▽

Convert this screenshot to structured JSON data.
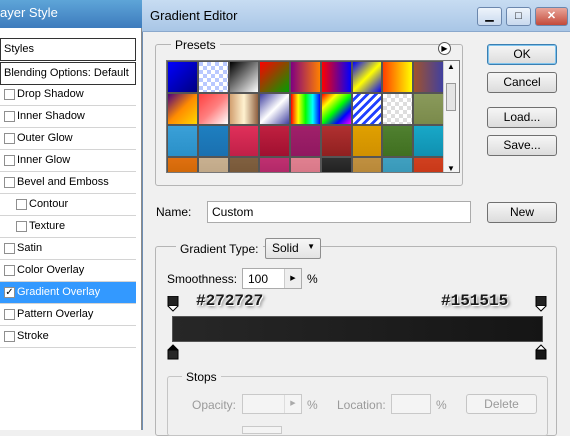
{
  "layer_style": {
    "title": "ayer Style",
    "styles_header": "Styles",
    "blending_options": "Blending Options: Default",
    "items": [
      {
        "label": "Drop Shadow",
        "checked": false,
        "indent": false
      },
      {
        "label": "Inner Shadow",
        "checked": false,
        "indent": false
      },
      {
        "label": "Outer Glow",
        "checked": false,
        "indent": false
      },
      {
        "label": "Inner Glow",
        "checked": false,
        "indent": false
      },
      {
        "label": "Bevel and Emboss",
        "checked": false,
        "indent": false
      },
      {
        "label": "Contour",
        "checked": false,
        "indent": true
      },
      {
        "label": "Texture",
        "checked": false,
        "indent": true
      },
      {
        "label": "Satin",
        "checked": false,
        "indent": false
      },
      {
        "label": "Color Overlay",
        "checked": false,
        "indent": false
      },
      {
        "label": "Gradient Overlay",
        "checked": true,
        "indent": false,
        "selected": true
      },
      {
        "label": "Pattern Overlay",
        "checked": false,
        "indent": false
      },
      {
        "label": "Stroke",
        "checked": false,
        "indent": false
      }
    ]
  },
  "dialog": {
    "title": "Gradient Editor",
    "presets_label": "Presets",
    "ok": "OK",
    "cancel": "Cancel",
    "load": "Load...",
    "save": "Save...",
    "name_label": "Name:",
    "name_value": "Custom",
    "new": "New",
    "gradient_type_label": "Gradient Type:",
    "gradient_type_value": "Solid",
    "smoothness_label": "Smoothness:",
    "smoothness_value": "100",
    "percent": "%",
    "left_color": "#272727",
    "right_color": "#151515",
    "stops_label": "Stops",
    "opacity_label": "Opacity:",
    "location_label": "Location:",
    "delete": "Delete"
  },
  "presets": [
    "linear-gradient(135deg,#0000ff,#000080)",
    "repeating-conic-gradient(#fff 0 25%,#b9c8ff 0 50%) 0 0/8px 8px",
    "linear-gradient(135deg,#000,#fff)",
    "linear-gradient(135deg,#ff0000,#00a000)",
    "linear-gradient(90deg,#800080,#ff8000)",
    "linear-gradient(90deg,#ff0000,#0000ff)",
    "linear-gradient(135deg,#0000ff,#ffff00,#0000ff)",
    "linear-gradient(90deg,#ff4000,#ffff00)",
    "linear-gradient(90deg,#a0522d,#4040a0)",
    "linear-gradient(135deg,#4b0082,#ff8c00,#ffd700)",
    "linear-gradient(135deg,#ff4040,#ff8080,#fff)",
    "linear-gradient(90deg,#d2a070,#fff2d0,#906040)",
    "linear-gradient(135deg,#4040a0,#fff,#4040a0)",
    "linear-gradient(90deg,#ff0000,#ffff00,#00ff00,#00ffff,#0000ff)",
    "linear-gradient(135deg,#ff0000,#ffff00,#00ff00,#0000ff,#ff00ff)",
    "repeating-linear-gradient(135deg,#fff 0 3px,#2040ff 3px 6px)",
    "repeating-conic-gradient(#ddd 0 25%,#fff 0 50%) 0 0/8px 8px",
    "linear-gradient(#8a9a5b,#7a8a4b)",
    "linear-gradient(#3aa0d8,#2a90c8)",
    "linear-gradient(#1e7fc0,#1a70b0)",
    "linear-gradient(#e0305a,#c02048)",
    "linear-gradient(#c02040,#a01030)",
    "linear-gradient(#a0206a,#901860)",
    "linear-gradient(#b03030,#902020)",
    "linear-gradient(#e0a000,#d09000)",
    "linear-gradient(#508030,#407020)",
    "linear-gradient(#18a8c8,#1090b0)",
    "linear-gradient(#e07010,#c06000)",
    "linear-gradient(#c8b090,#b8a080)",
    "linear-gradient(#806040,#705030)",
    "linear-gradient(#c03070,#a02060)",
    "linear-gradient(#e08090,#d07080)",
    "linear-gradient(#303030,#101010)",
    "linear-gradient(#c09040,#b08030)",
    "linear-gradient(#40a0c0,#3090b0)",
    "linear-gradient(#d04020,#c03010)"
  ]
}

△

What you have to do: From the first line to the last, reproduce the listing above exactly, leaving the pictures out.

Answer for the task:
Convert this screenshot to structured JSON data.
{
  "layer_style": {
    "title": "ayer Style",
    "styles_header": "Styles",
    "blending_options": "Blending Options: Default",
    "items": [
      {
        "label": "Drop Shadow",
        "checked": false,
        "indent": false
      },
      {
        "label": "Inner Shadow",
        "checked": false,
        "indent": false
      },
      {
        "label": "Outer Glow",
        "checked": false,
        "indent": false
      },
      {
        "label": "Inner Glow",
        "checked": false,
        "indent": false
      },
      {
        "label": "Bevel and Emboss",
        "checked": false,
        "indent": false
      },
      {
        "label": "Contour",
        "checked": false,
        "indent": true
      },
      {
        "label": "Texture",
        "checked": false,
        "indent": true
      },
      {
        "label": "Satin",
        "checked": false,
        "indent": false
      },
      {
        "label": "Color Overlay",
        "checked": false,
        "indent": false
      },
      {
        "label": "Gradient Overlay",
        "checked": true,
        "indent": false,
        "selected": true
      },
      {
        "label": "Pattern Overlay",
        "checked": false,
        "indent": false
      },
      {
        "label": "Stroke",
        "checked": false,
        "indent": false
      }
    ]
  },
  "dialog": {
    "title": "Gradient Editor",
    "presets_label": "Presets",
    "ok": "OK",
    "cancel": "Cancel",
    "load": "Load...",
    "save": "Save...",
    "name_label": "Name:",
    "name_value": "Custom",
    "new": "New",
    "gradient_type_label": "Gradient Type:",
    "gradient_type_value": "Solid",
    "smoothness_label": "Smoothness:",
    "smoothness_value": "100",
    "percent": "%",
    "left_color": "#272727",
    "right_color": "#151515",
    "stops_label": "Stops",
    "opacity_label": "Opacity:",
    "location_label": "Location:",
    "delete": "Delete"
  },
  "presets": [
    "linear-gradient(135deg,#0000ff,#000080)",
    "repeating-conic-gradient(#fff 0 25%,#b9c8ff 0 50%) 0 0/8px 8px",
    "linear-gradient(135deg,#000,#fff)",
    "linear-gradient(135deg,#ff0000,#00a000)",
    "linear-gradient(90deg,#800080,#ff8000)",
    "linear-gradient(90deg,#ff0000,#0000ff)",
    "linear-gradient(135deg,#0000ff,#ffff00,#0000ff)",
    "linear-gradient(90deg,#ff4000,#ffff00)",
    "linear-gradient(90deg,#a0522d,#4040a0)",
    "linear-gradient(135deg,#4b0082,#ff8c00,#ffd700)",
    "linear-gradient(135deg,#ff4040,#ff8080,#fff)",
    "linear-gradient(90deg,#d2a070,#fff2d0,#906040)",
    "linear-gradient(135deg,#4040a0,#fff,#4040a0)",
    "linear-gradient(90deg,#ff0000,#ffff00,#00ff00,#00ffff,#0000ff)",
    "linear-gradient(135deg,#ff0000,#ffff00,#00ff00,#0000ff,#ff00ff)",
    "repeating-linear-gradient(135deg,#fff 0 3px,#2040ff 3px 6px)",
    "repeating-conic-gradient(#ddd 0 25%,#fff 0 50%) 0 0/8px 8px",
    "linear-gradient(#8a9a5b,#7a8a4b)",
    "linear-gradient(#3aa0d8,#2a90c8)",
    "linear-gradient(#1e7fc0,#1a70b0)",
    "linear-gradient(#e0305a,#c02048)",
    "linear-gradient(#c02040,#a01030)",
    "linear-gradient(#a0206a,#901860)",
    "linear-gradient(#b03030,#902020)",
    "linear-gradient(#e0a000,#d09000)",
    "linear-gradient(#508030,#407020)",
    "linear-gradient(#18a8c8,#1090b0)",
    "linear-gradient(#e07010,#c06000)",
    "linear-gradient(#c8b090,#b8a080)",
    "linear-gradient(#806040,#705030)",
    "linear-gradient(#c03070,#a02060)",
    "linear-gradient(#e08090,#d07080)",
    "linear-gradient(#303030,#101010)",
    "linear-gradient(#c09040,#b08030)",
    "linear-gradient(#40a0c0,#3090b0)",
    "linear-gradient(#d04020,#c03010)"
  ]
}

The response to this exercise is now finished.